[Problem details] Pictures aside, repeat all the entries below exactly as they appear.

Segment Start: Data supplied

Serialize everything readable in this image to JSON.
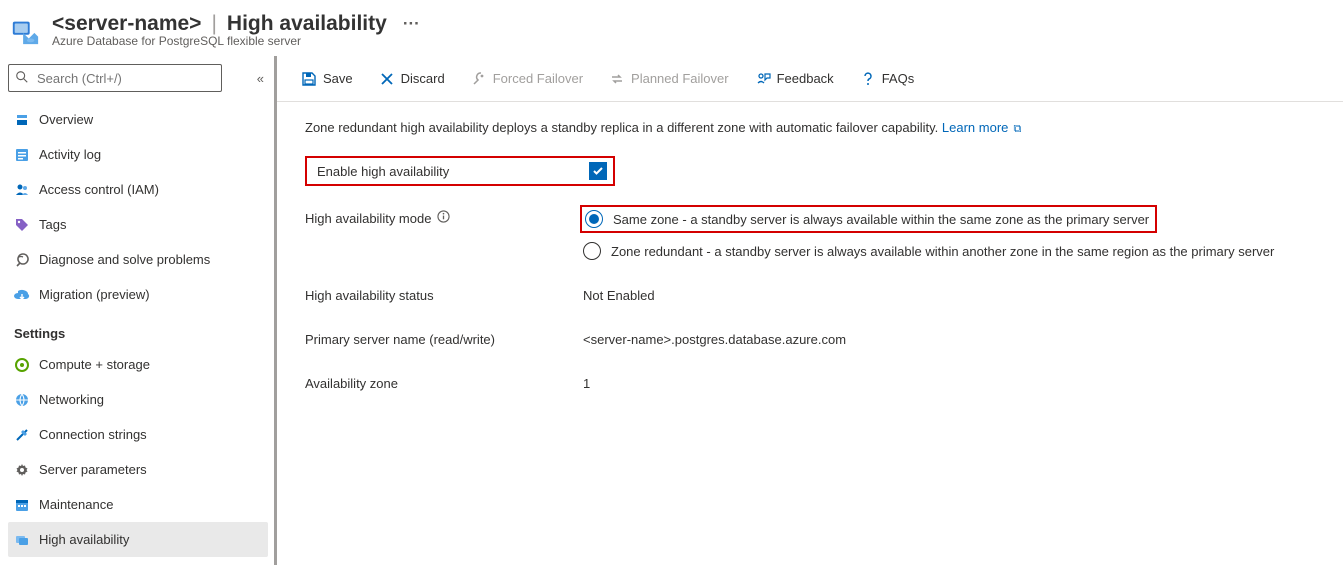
{
  "header": {
    "server_name": "<server-name>",
    "page_title": "High availability",
    "subtitle": "Azure Database for PostgreSQL flexible server"
  },
  "search": {
    "placeholder": "Search (Ctrl+/)"
  },
  "nav": {
    "items_top": [
      {
        "label": "Overview",
        "icon": "overview"
      },
      {
        "label": "Activity log",
        "icon": "activity"
      },
      {
        "label": "Access control (IAM)",
        "icon": "iam"
      },
      {
        "label": "Tags",
        "icon": "tags"
      },
      {
        "label": "Diagnose and solve problems",
        "icon": "diagnose"
      },
      {
        "label": "Migration (preview)",
        "icon": "migration"
      }
    ],
    "section_label": "Settings",
    "items_settings": [
      {
        "label": "Compute + storage",
        "icon": "compute"
      },
      {
        "label": "Networking",
        "icon": "network"
      },
      {
        "label": "Connection strings",
        "icon": "connstr"
      },
      {
        "label": "Server parameters",
        "icon": "params"
      },
      {
        "label": "Maintenance",
        "icon": "maint"
      },
      {
        "label": "High availability",
        "icon": "ha"
      }
    ]
  },
  "toolbar": {
    "save": "Save",
    "discard": "Discard",
    "forced_failover": "Forced Failover",
    "planned_failover": "Planned Failover",
    "feedback": "Feedback",
    "faqs": "FAQs"
  },
  "main": {
    "intro": "Zone redundant high availability deploys a standby replica in a different zone with automatic failover capability.",
    "learn_more": "Learn more",
    "enable_label": "Enable high availability",
    "enable_checked": true,
    "mode_label": "High availability mode",
    "mode_options": {
      "same_zone": "Same zone - a standby server is always available within the same zone as the primary server",
      "zone_redundant": "Zone redundant - a standby server is always available within another zone in the same region as the primary server"
    },
    "mode_selected": "same_zone",
    "status_label": "High availability status",
    "status_value": "Not Enabled",
    "primary_label": "Primary server name (read/write)",
    "primary_value": "<server-name>.postgres.database.azure.com",
    "az_label": "Availability zone",
    "az_value": "1"
  }
}
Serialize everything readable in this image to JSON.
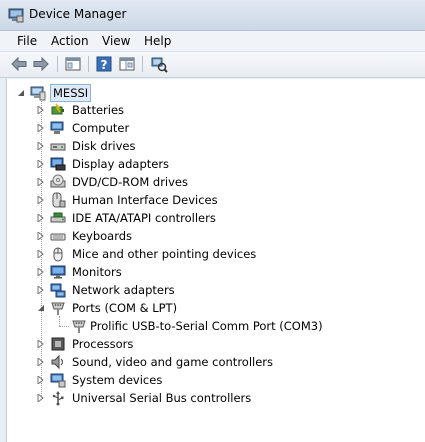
{
  "window": {
    "title": "Device Manager"
  },
  "menu": [
    "File",
    "Action",
    "View",
    "Help"
  ],
  "toolbar": [
    "back-icon",
    "forward-icon",
    "properties-icon",
    "help-icon",
    "console-tree-icon",
    "scan-hardware-icon"
  ],
  "tree": {
    "root": "MESSI",
    "categories": [
      {
        "label": "Batteries",
        "icon": "battery-icon",
        "expanded": false
      },
      {
        "label": "Computer",
        "icon": "computer-icon",
        "expanded": false
      },
      {
        "label": "Disk drives",
        "icon": "disk-drive-icon",
        "expanded": false
      },
      {
        "label": "Display adapters",
        "icon": "display-adapter-icon",
        "expanded": false
      },
      {
        "label": "DVD/CD-ROM drives",
        "icon": "dvd-drive-icon",
        "expanded": false
      },
      {
        "label": "Human Interface Devices",
        "icon": "hid-icon",
        "expanded": false
      },
      {
        "label": "IDE ATA/ATAPI controllers",
        "icon": "ide-controller-icon",
        "expanded": false
      },
      {
        "label": "Keyboards",
        "icon": "keyboard-icon",
        "expanded": false
      },
      {
        "label": "Mice and other pointing devices",
        "icon": "mouse-icon",
        "expanded": false
      },
      {
        "label": "Monitors",
        "icon": "monitor-icon",
        "expanded": false
      },
      {
        "label": "Network adapters",
        "icon": "network-adapter-icon",
        "expanded": false
      },
      {
        "label": "Ports (COM & LPT)",
        "icon": "port-icon",
        "expanded": true,
        "children": [
          {
            "label": "Prolific USB-to-Serial Comm Port (COM3)",
            "icon": "port-icon"
          }
        ]
      },
      {
        "label": "Processors",
        "icon": "processor-icon",
        "expanded": false
      },
      {
        "label": "Sound, video and game controllers",
        "icon": "sound-icon",
        "expanded": false
      },
      {
        "label": "System devices",
        "icon": "system-device-icon",
        "expanded": false
      },
      {
        "label": "Universal Serial Bus controllers",
        "icon": "usb-icon",
        "expanded": false
      }
    ]
  },
  "colors": {
    "selection_bg": "#dfeaf7",
    "selection_border": "#8fb3d8",
    "titlebar": "#dfe8f2"
  }
}
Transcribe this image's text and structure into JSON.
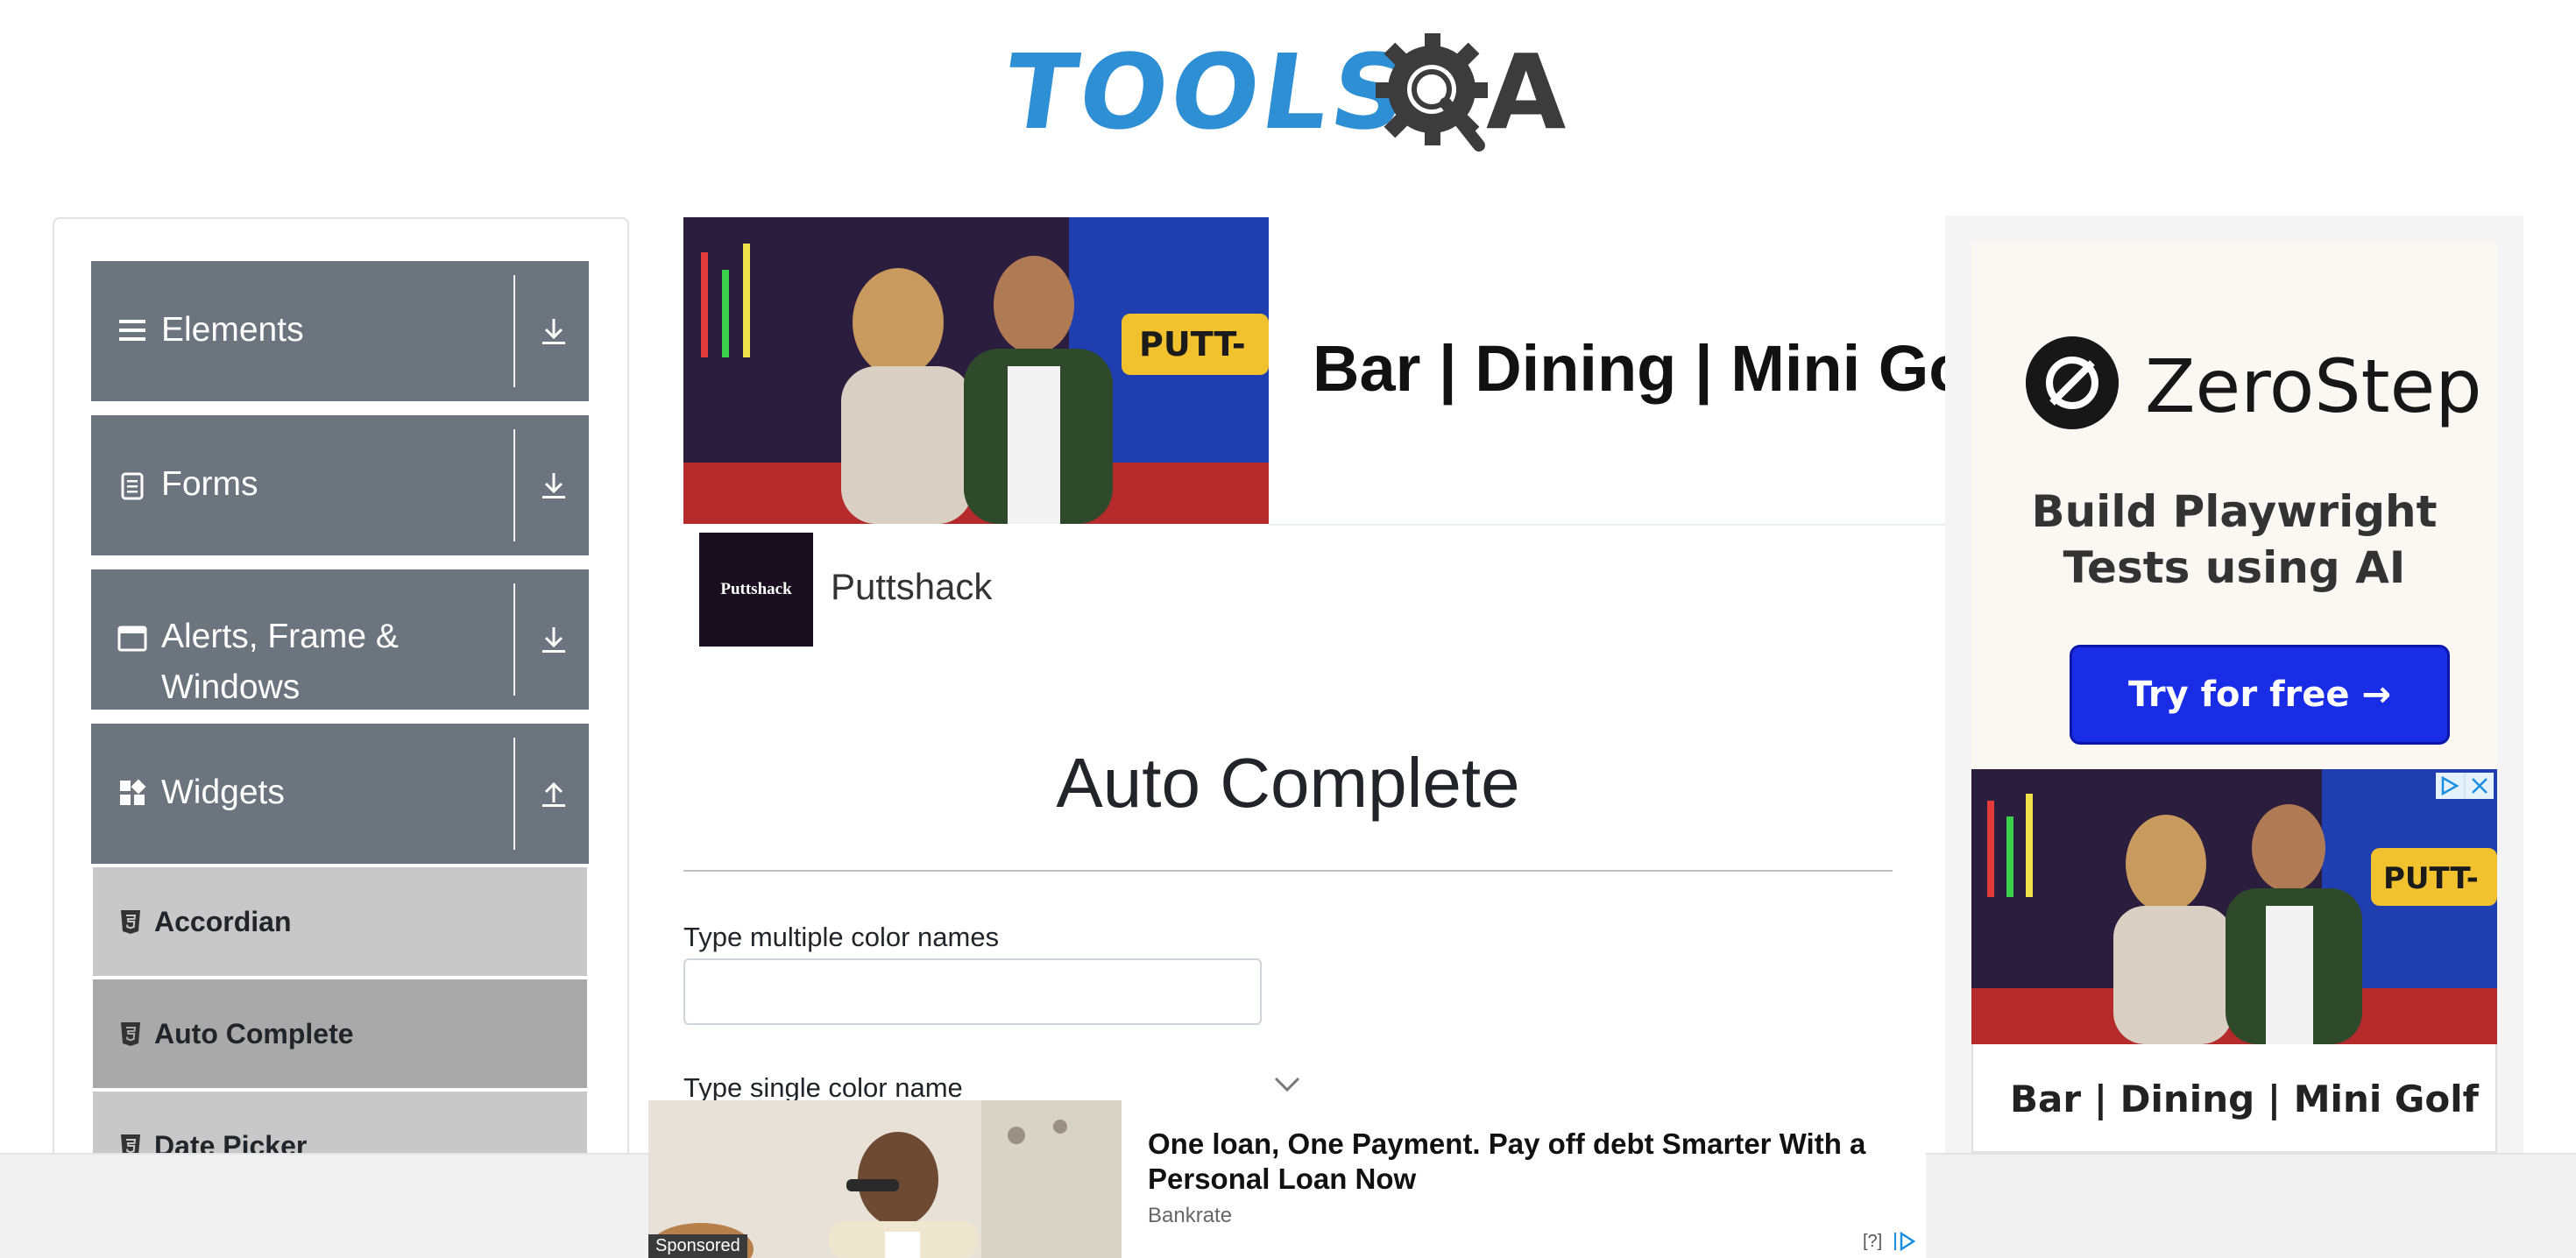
{
  "header": {
    "logo_text_primary": "TOOLS",
    "logo_text_secondary": "A"
  },
  "sidebar": {
    "groups": [
      {
        "title": "Elements",
        "icon": "list-icon",
        "toggle": "download-icon"
      },
      {
        "title": "Forms",
        "icon": "document-icon",
        "toggle": "download-icon"
      },
      {
        "title": "Alerts, Frame & Windows",
        "icon": "window-icon",
        "toggle": "download-icon"
      },
      {
        "title": "Widgets",
        "icon": "widgets-icon",
        "toggle": "upload-icon"
      }
    ],
    "widget_items": [
      {
        "label": "Accordian",
        "icon": "html5-icon",
        "active": false
      },
      {
        "label": "Auto Complete",
        "icon": "html5-icon",
        "active": true
      },
      {
        "label": "Date Picker",
        "icon": "html5-icon",
        "active": false
      }
    ]
  },
  "ad_top": {
    "headline": "Bar | Dining | Mini Golf",
    "brand_logo_text": "Puttshack",
    "brand_name": "Puttshack",
    "sign_text": "PUTT-"
  },
  "main": {
    "title": "Auto Complete",
    "multi_label": "Type multiple color names",
    "multi_value": "",
    "single_label": "Type single color name"
  },
  "ad_right": {
    "brand": "ZeroStep",
    "tagline": "Build Playwright Tests using AI",
    "cta": "Try for free →",
    "headline": "Bar | Dining | Mini Golf",
    "sign_text": "PUTT-"
  },
  "bottom_ad": {
    "headline": "One loan, One Payment. Pay off debt Smarter With a Personal Loan Now",
    "source": "Bankrate",
    "sponsored": "Sponsored",
    "help": "[?]"
  },
  "colors": {
    "logo_blue": "#2e8fd4",
    "sidebar_group_bg": "#6c757d",
    "sidebar_item_bg": "#c8c8c8",
    "sidebar_item_active_bg": "#a9a9a9",
    "cta_blue": "#1a2de6"
  }
}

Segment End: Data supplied

[Finished task]
Serialize everything readable in this image to JSON.
{
  "header": {
    "server_name": "<server-name>",
    "page_title": "High availability",
    "subtitle": "Azure Database for PostgreSQL flexible server"
  },
  "search": {
    "placeholder": "Search (Ctrl+/)"
  },
  "nav": {
    "items_top": [
      {
        "label": "Overview",
        "icon": "overview"
      },
      {
        "label": "Activity log",
        "icon": "activity"
      },
      {
        "label": "Access control (IAM)",
        "icon": "iam"
      },
      {
        "label": "Tags",
        "icon": "tags"
      },
      {
        "label": "Diagnose and solve problems",
        "icon": "diagnose"
      },
      {
        "label": "Migration (preview)",
        "icon": "migration"
      }
    ],
    "section_label": "Settings",
    "items_settings": [
      {
        "label": "Compute + storage",
        "icon": "compute"
      },
      {
        "label": "Networking",
        "icon": "network"
      },
      {
        "label": "Connection strings",
        "icon": "connstr"
      },
      {
        "label": "Server parameters",
        "icon": "params"
      },
      {
        "label": "Maintenance",
        "icon": "maint"
      },
      {
        "label": "High availability",
        "icon": "ha"
      }
    ]
  },
  "toolbar": {
    "save": "Save",
    "discard": "Discard",
    "forced_failover": "Forced Failover",
    "planned_failover": "Planned Failover",
    "feedback": "Feedback",
    "faqs": "FAQs"
  },
  "main": {
    "intro": "Zone redundant high availability deploys a standby replica in a different zone with automatic failover capability.",
    "learn_more": "Learn more",
    "enable_label": "Enable high availability",
    "enable_checked": true,
    "mode_label": "High availability mode",
    "mode_options": {
      "same_zone": "Same zone - a standby server is always available within the same zone as the primary server",
      "zone_redundant": "Zone redundant - a standby server is always available within another zone in the same region as the primary server"
    },
    "mode_selected": "same_zone",
    "status_label": "High availability status",
    "status_value": "Not Enabled",
    "primary_label": "Primary server name (read/write)",
    "primary_value": "<server-name>.postgres.database.azure.com",
    "az_label": "Availability zone",
    "az_value": "1"
  }
}
Serialize everything readable in this image to JSON.
{
  "window": {
    "title": "Device Manager"
  },
  "menu": [
    "File",
    "Action",
    "View",
    "Help"
  ],
  "toolbar": [
    "back-icon",
    "forward-icon",
    "properties-icon",
    "help-icon",
    "console-tree-icon",
    "scan-hardware-icon"
  ],
  "tree": {
    "root": "MESSI",
    "categories": [
      {
        "label": "Batteries",
        "icon": "battery-icon",
        "expanded": false
      },
      {
        "label": "Computer",
        "icon": "computer-icon",
        "expanded": false
      },
      {
        "label": "Disk drives",
        "icon": "disk-drive-icon",
        "expanded": false
      },
      {
        "label": "Display adapters",
        "icon": "display-adapter-icon",
        "expanded": false
      },
      {
        "label": "DVD/CD-ROM drives",
        "icon": "dvd-drive-icon",
        "expanded": false
      },
      {
        "label": "Human Interface Devices",
        "icon": "hid-icon",
        "expanded": false
      },
      {
        "label": "IDE ATA/ATAPI controllers",
        "icon": "ide-controller-icon",
        "expanded": false
      },
      {
        "label": "Keyboards",
        "icon": "keyboard-icon",
        "expanded": false
      },
      {
        "label": "Mice and other pointing devices",
        "icon": "mouse-icon",
        "expanded": false
      },
      {
        "label": "Monitors",
        "icon": "monitor-icon",
        "expanded": false
      },
      {
        "label": "Network adapters",
        "icon": "network-adapter-icon",
        "expanded": false
      },
      {
        "label": "Ports (COM & LPT)",
        "icon": "port-icon",
        "expanded": true,
        "children": [
          {
            "label": "Prolific USB-to-Serial Comm Port (COM3)",
            "icon": "port-icon"
          }
        ]
      },
      {
        "label": "Processors",
        "icon": "processor-icon",
        "expanded": false
      },
      {
        "label": "Sound, video and game controllers",
        "icon": "sound-icon",
        "expanded": false
      },
      {
        "label": "System devices",
        "icon": "system-device-icon",
        "expanded": false
      },
      {
        "label": "Universal Serial Bus controllers",
        "icon": "usb-icon",
        "expanded": false
      }
    ]
  },
  "colors": {
    "selection_bg": "#dfeaf7",
    "selection_border": "#8fb3d8",
    "titlebar": "#dfe8f2"
  }
}
Transcribe this image's text and structure into JSON.
{
  "header": {
    "logo_text_primary": "TOOLS",
    "logo_text_secondary": "A"
  },
  "sidebar": {
    "groups": [
      {
        "title": "Elements",
        "icon": "list-icon",
        "toggle": "download-icon"
      },
      {
        "title": "Forms",
        "icon": "document-icon",
        "toggle": "download-icon"
      },
      {
        "title": "Alerts, Frame & Windows",
        "icon": "window-icon",
        "toggle": "download-icon"
      },
      {
        "title": "Widgets",
        "icon": "widgets-icon",
        "toggle": "upload-icon"
      }
    ],
    "widget_items": [
      {
        "label": "Accordian",
        "icon": "html5-icon",
        "active": false
      },
      {
        "label": "Auto Complete",
        "icon": "html5-icon",
        "active": true
      },
      {
        "label": "Date Picker",
        "icon": "html5-icon",
        "active": false
      }
    ]
  },
  "ad_top": {
    "headline": "Bar | Dining | Mini Golf",
    "brand_logo_text": "Puttshack",
    "brand_name": "Puttshack",
    "sign_text": "PUTT-"
  },
  "main": {
    "title": "Auto Complete",
    "multi_label": "Type multiple color names",
    "multi_value": "",
    "single_label": "Type single color name"
  },
  "ad_right": {
    "brand": "ZeroStep",
    "tagline": "Build Playwright Tests using AI",
    "cta": "Try for free →",
    "headline": "Bar | Dining | Mini Golf",
    "sign_text": "PUTT-"
  },
  "bottom_ad": {
    "headline": "One loan, One Payment. Pay off debt Smarter With a Personal Loan Now",
    "source": "Bankrate",
    "sponsored": "Sponsored",
    "help": "[?]"
  },
  "colors": {
    "logo_blue": "#2e8fd4",
    "sidebar_group_bg": "#6c757d",
    "sidebar_item_bg": "#c8c8c8",
    "sidebar_item_active_bg": "#a9a9a9",
    "cta_blue": "#1a2de6"
  }
}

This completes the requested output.